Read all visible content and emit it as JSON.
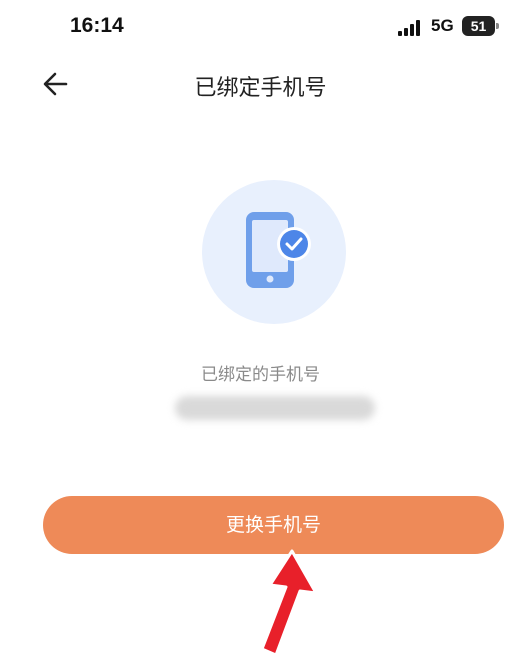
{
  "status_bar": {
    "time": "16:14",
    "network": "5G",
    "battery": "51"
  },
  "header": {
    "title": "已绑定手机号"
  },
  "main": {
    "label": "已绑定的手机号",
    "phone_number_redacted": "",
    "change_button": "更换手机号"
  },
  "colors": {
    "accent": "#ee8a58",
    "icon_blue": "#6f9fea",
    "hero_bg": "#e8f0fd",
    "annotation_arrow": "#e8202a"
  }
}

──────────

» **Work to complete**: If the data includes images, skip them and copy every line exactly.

» **Final answer**:
Read all visible content and emit it as JSON.
{
  "status_bar": {
    "time": "16:14",
    "network": "5G",
    "battery": "51"
  },
  "header": {
    "title": "已绑定手机号"
  },
  "main": {
    "label": "已绑定的手机号",
    "phone_number_redacted": "",
    "change_button": "更换手机号"
  },
  "colors": {
    "accent": "#ee8a58",
    "icon_blue": "#6f9fea",
    "hero_bg": "#e8f0fd",
    "annotation_arrow": "#e8202a"
  }
}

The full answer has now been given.